▸ **TASK BRIEF**: Using the data below, find how many lines include the word "JSON" and report that figure alone.

=== DATASET RECORDS ===

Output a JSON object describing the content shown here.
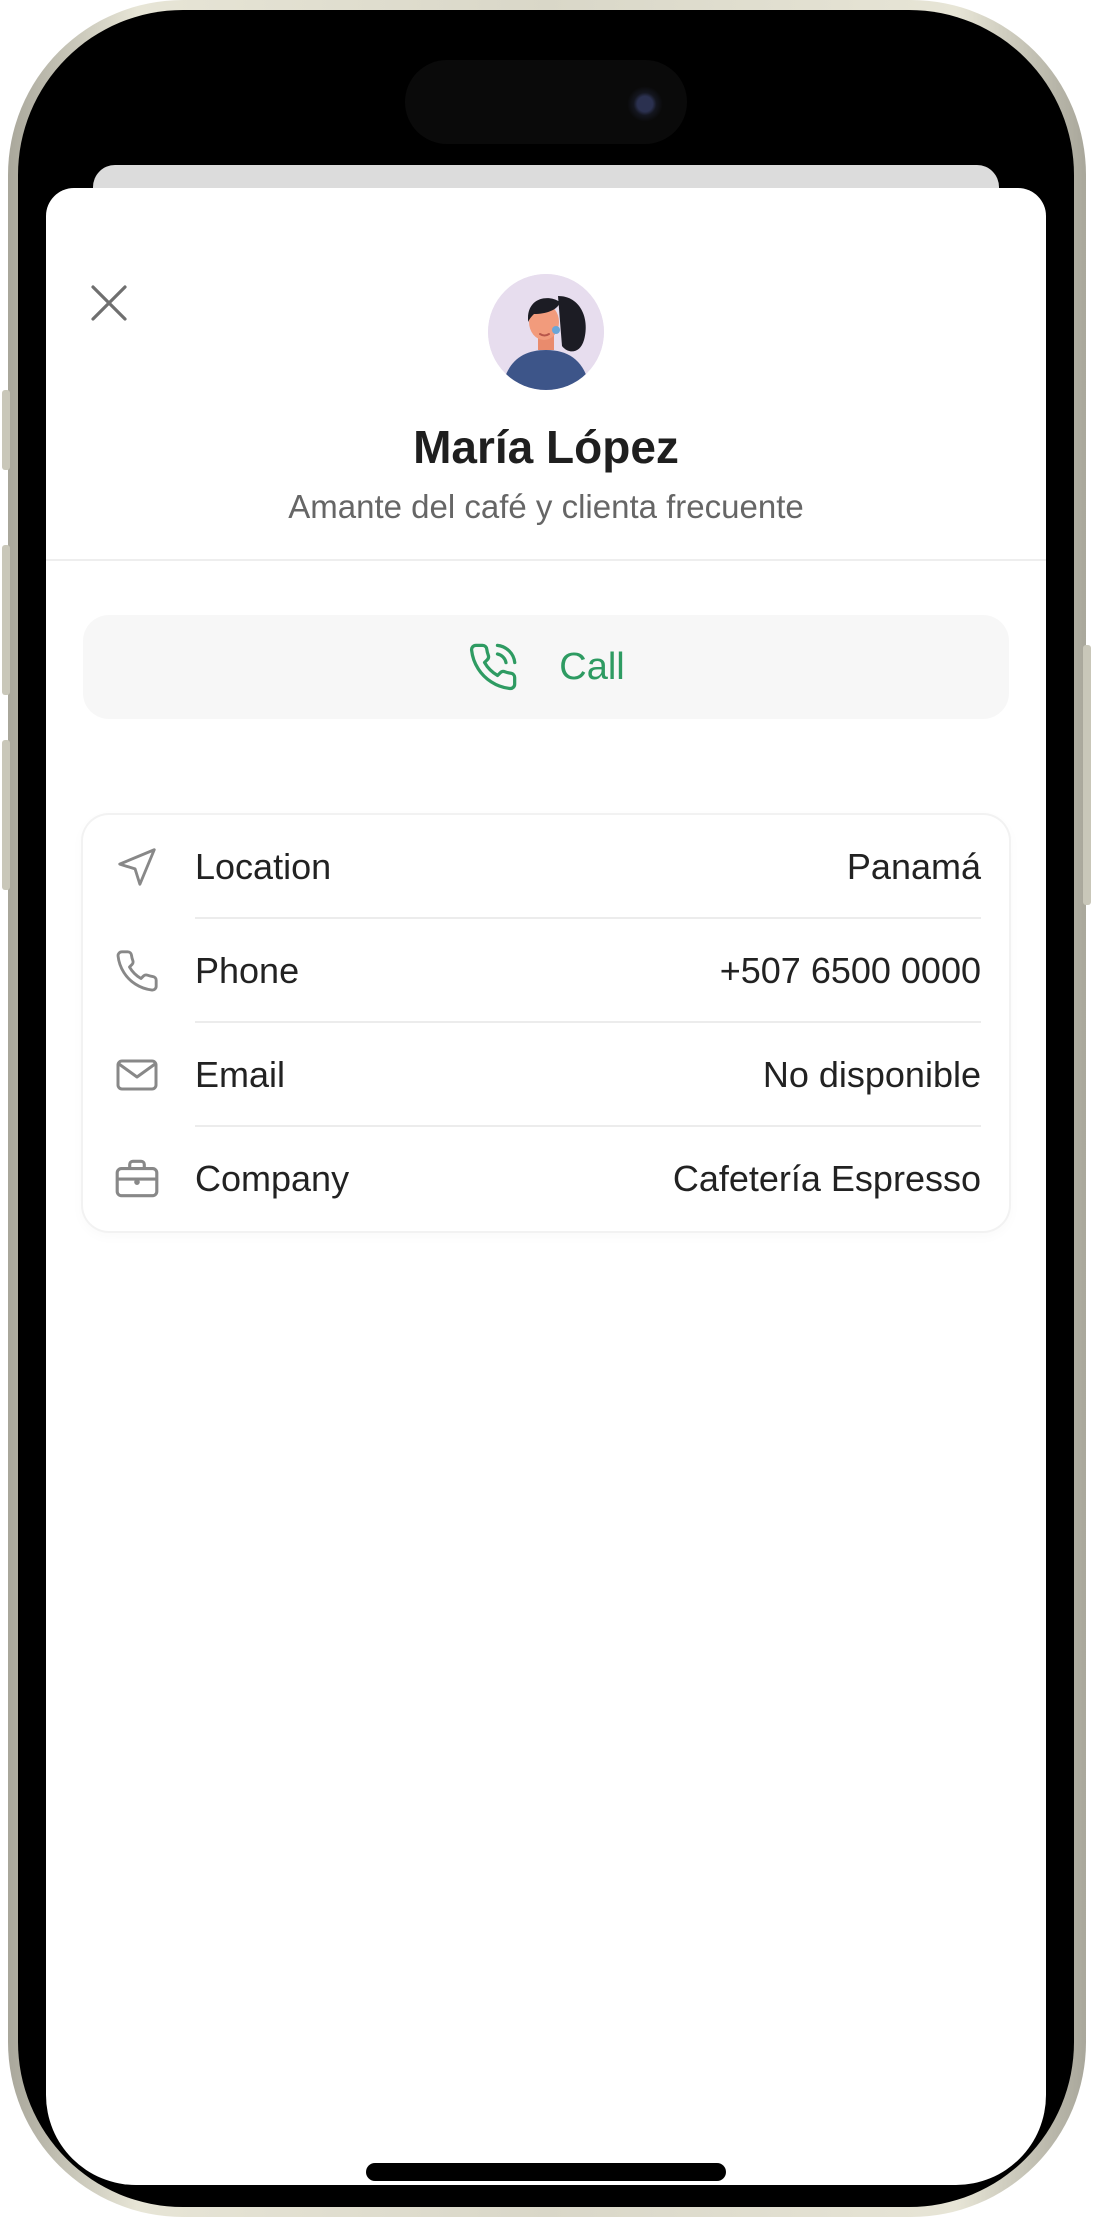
{
  "contact": {
    "name": "María López",
    "subtitle": "Amante del café y clienta frecuente"
  },
  "actions": {
    "call_label": "Call"
  },
  "details": [
    {
      "label": "Location",
      "value": "Panamá",
      "icon": "navigation-arrow-icon"
    },
    {
      "label": "Phone",
      "value": "+507 6500 0000",
      "icon": "phone-icon"
    },
    {
      "label": "Email",
      "value": "No disponible",
      "icon": "mail-icon"
    },
    {
      "label": "Company",
      "value": "Cafetería Espresso",
      "icon": "briefcase-icon"
    }
  ],
  "colors": {
    "accent_green": "#2e9b62",
    "icon_gray": "#888888",
    "text_primary": "#1f1f1f",
    "text_secondary": "#666666"
  }
}
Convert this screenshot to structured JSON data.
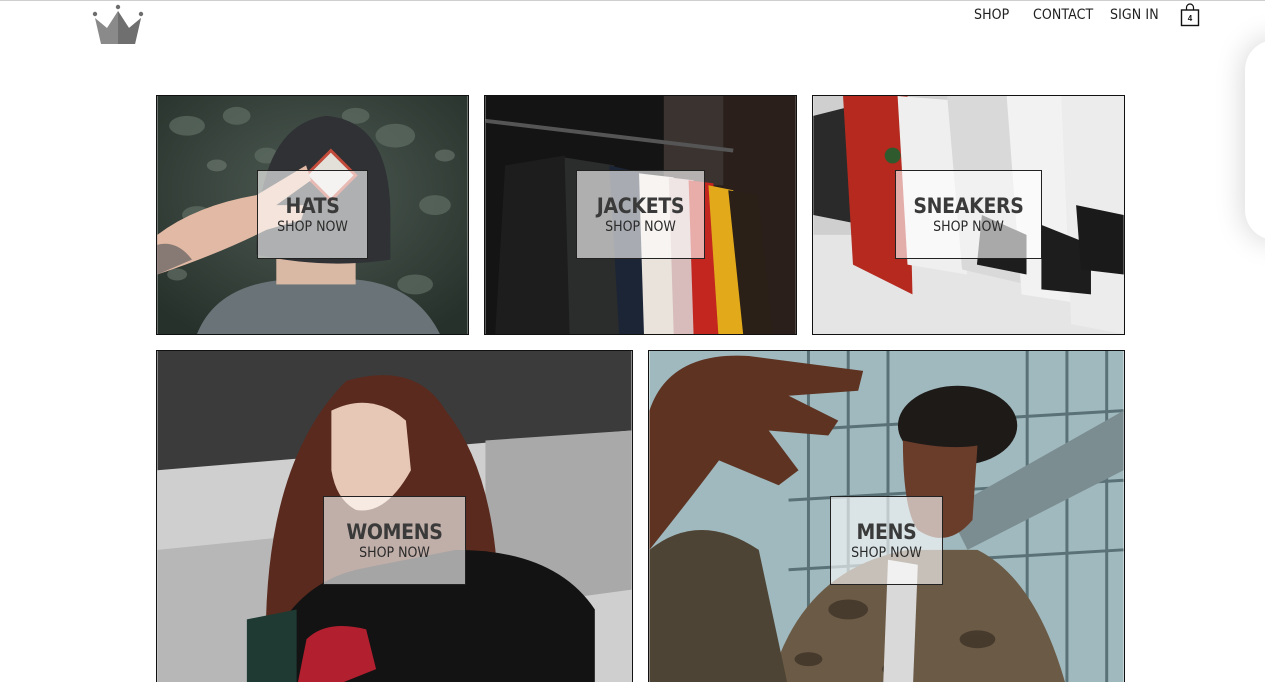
{
  "header": {
    "nav": [
      {
        "label": "SHOP"
      },
      {
        "label": "CONTACT"
      },
      {
        "label": "SIGN IN"
      }
    ],
    "cart": {
      "count": "4",
      "icon": "shopping-bag-icon"
    },
    "logo": {
      "icon": "crown-icon"
    }
  },
  "categories": [
    {
      "title": "HATS",
      "cta": "SHOP NOW"
    },
    {
      "title": "JACKETS",
      "cta": "SHOP NOW"
    },
    {
      "title": "SNEAKERS",
      "cta": "SHOP NOW"
    },
    {
      "title": "WOMENS",
      "cta": "SHOP NOW"
    },
    {
      "title": "MENS",
      "cta": "SHOP NOW"
    }
  ],
  "colors": {
    "border": "#111111",
    "label_bg": "rgba(255,255,255,0.62)",
    "text": "#3a3a3a"
  }
}
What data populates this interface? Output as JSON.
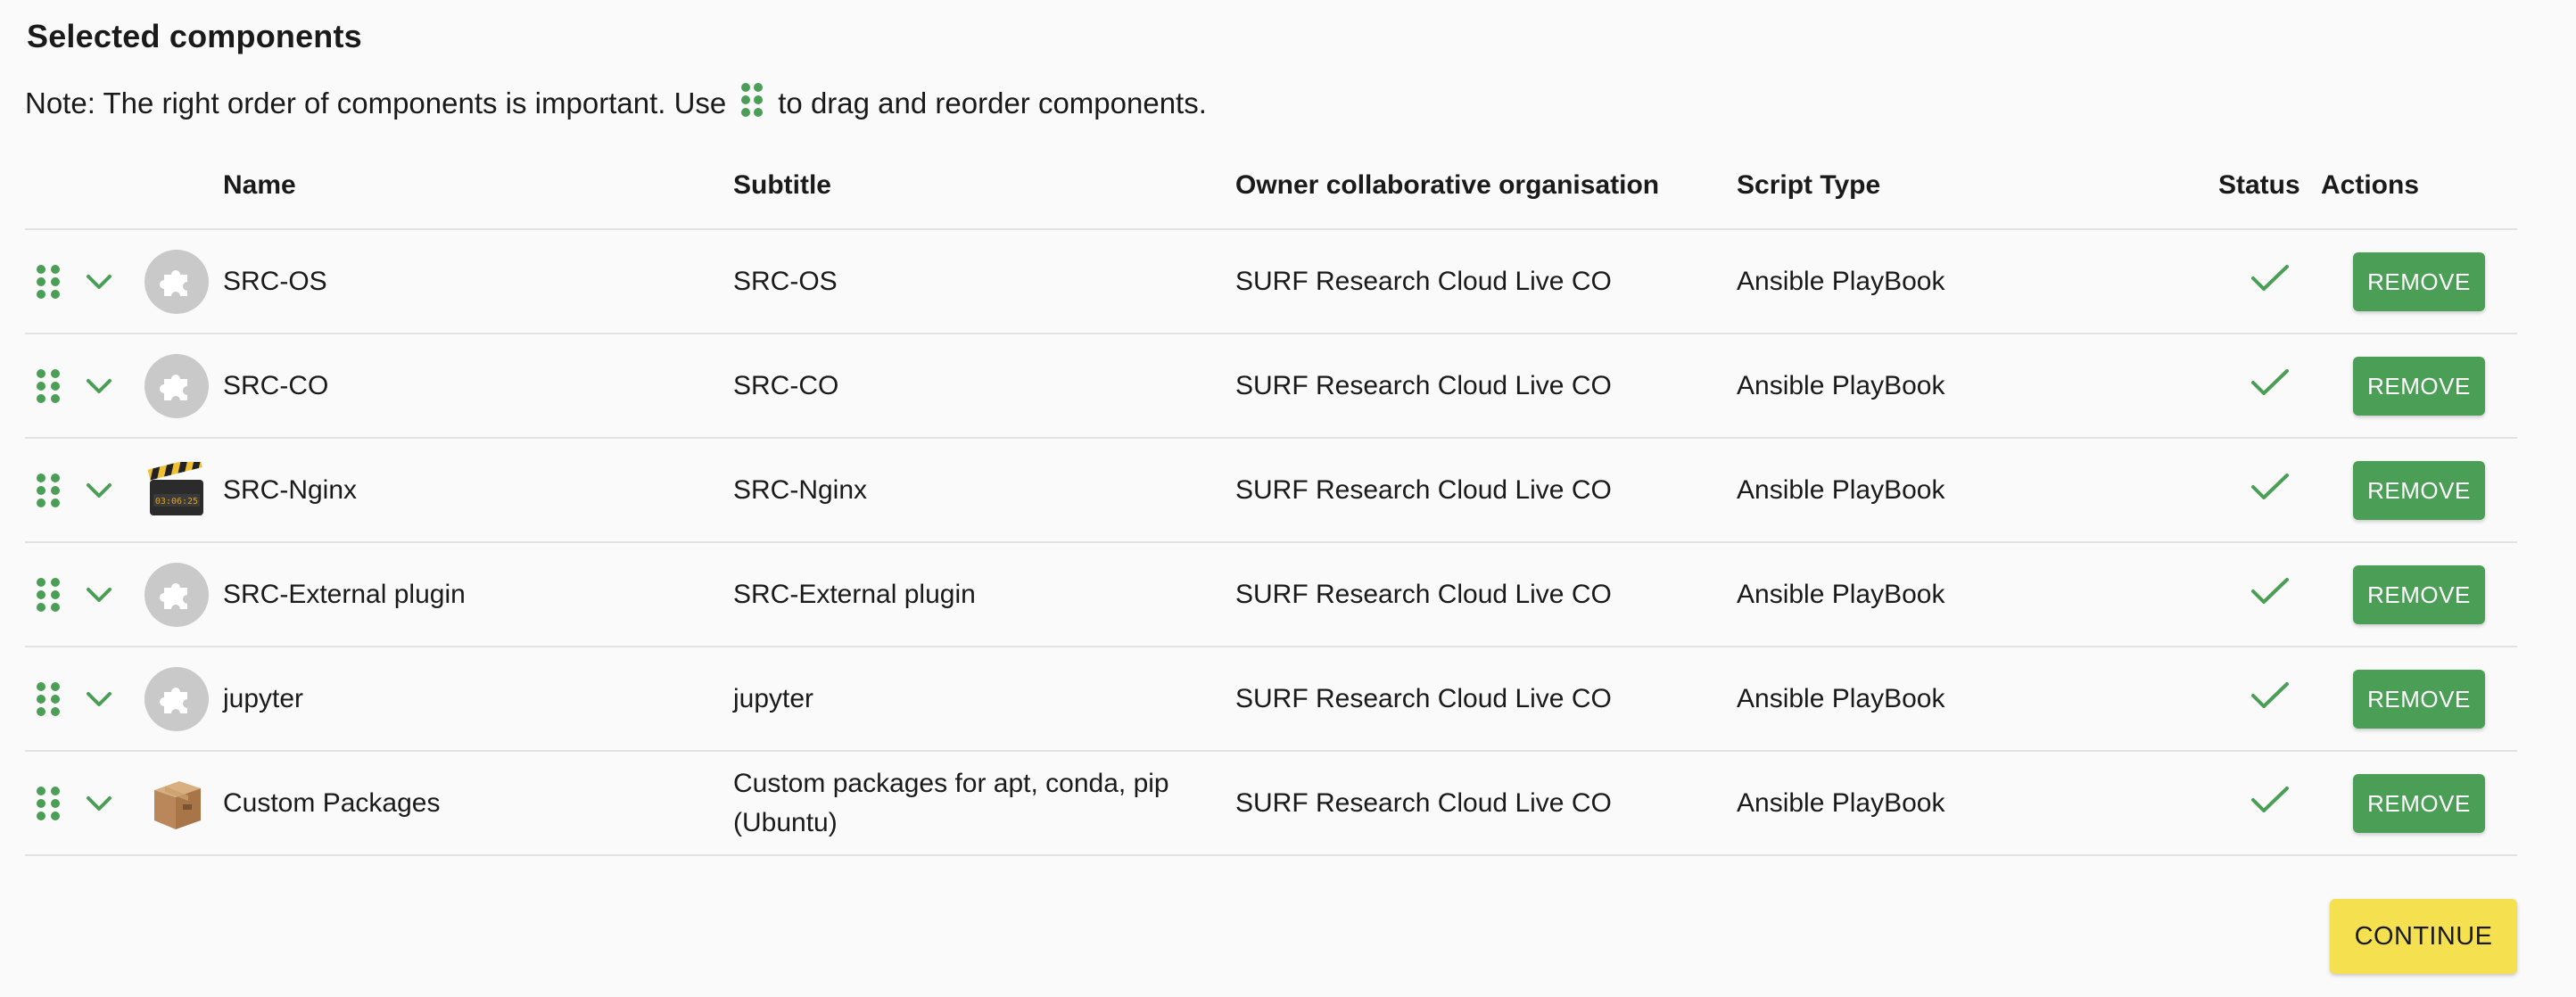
{
  "section": {
    "title": "Selected components",
    "note_before": "Note: The right order of components is important. Use",
    "note_after": "to drag and reorder components.",
    "note_icon": "drag-handle-icon"
  },
  "colors": {
    "accent_green": "#4a9e55",
    "continue_yellow": "#f5e04f",
    "avatar_gray": "#c9c9c9",
    "divider": "#e2e2e2"
  },
  "table": {
    "headers": {
      "name": "Name",
      "subtitle": "Subtitle",
      "owner": "Owner collaborative organisation",
      "script_type": "Script Type",
      "status": "Status",
      "actions": "Actions"
    },
    "rows": [
      {
        "name": "SRC-OS",
        "subtitle": "SRC-OS",
        "owner": "SURF Research Cloud Live CO",
        "script_type": "Ansible PlayBook",
        "status": "ok",
        "icon": "puzzle-icon",
        "action_label": "REMOVE"
      },
      {
        "name": "SRC-CO",
        "subtitle": "SRC-CO",
        "owner": "SURF Research Cloud Live CO",
        "script_type": "Ansible PlayBook",
        "status": "ok",
        "icon": "puzzle-icon",
        "action_label": "REMOVE"
      },
      {
        "name": "SRC-Nginx",
        "subtitle": "SRC-Nginx",
        "owner": "SURF Research Cloud Live CO",
        "script_type": "Ansible PlayBook",
        "status": "ok",
        "icon": "clapperboard-icon",
        "action_label": "REMOVE"
      },
      {
        "name": "SRC-External plugin",
        "subtitle": "SRC-External plugin",
        "owner": "SURF Research Cloud Live CO",
        "script_type": "Ansible PlayBook",
        "status": "ok",
        "icon": "puzzle-icon",
        "action_label": "REMOVE"
      },
      {
        "name": "jupyter",
        "subtitle": "jupyter",
        "owner": "SURF Research Cloud Live CO",
        "script_type": "Ansible PlayBook",
        "status": "ok",
        "icon": "puzzle-icon",
        "action_label": "REMOVE"
      },
      {
        "name": "Custom Packages",
        "subtitle": "Custom packages for apt, conda, pip (Ubuntu)",
        "owner": "SURF Research Cloud Live CO",
        "script_type": "Ansible PlayBook",
        "status": "ok",
        "icon": "cardboard-box-icon",
        "action_label": "REMOVE"
      }
    ]
  },
  "footer": {
    "continue_label": "CONTINUE"
  }
}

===

▸ **EXERCISE RESULT**: 3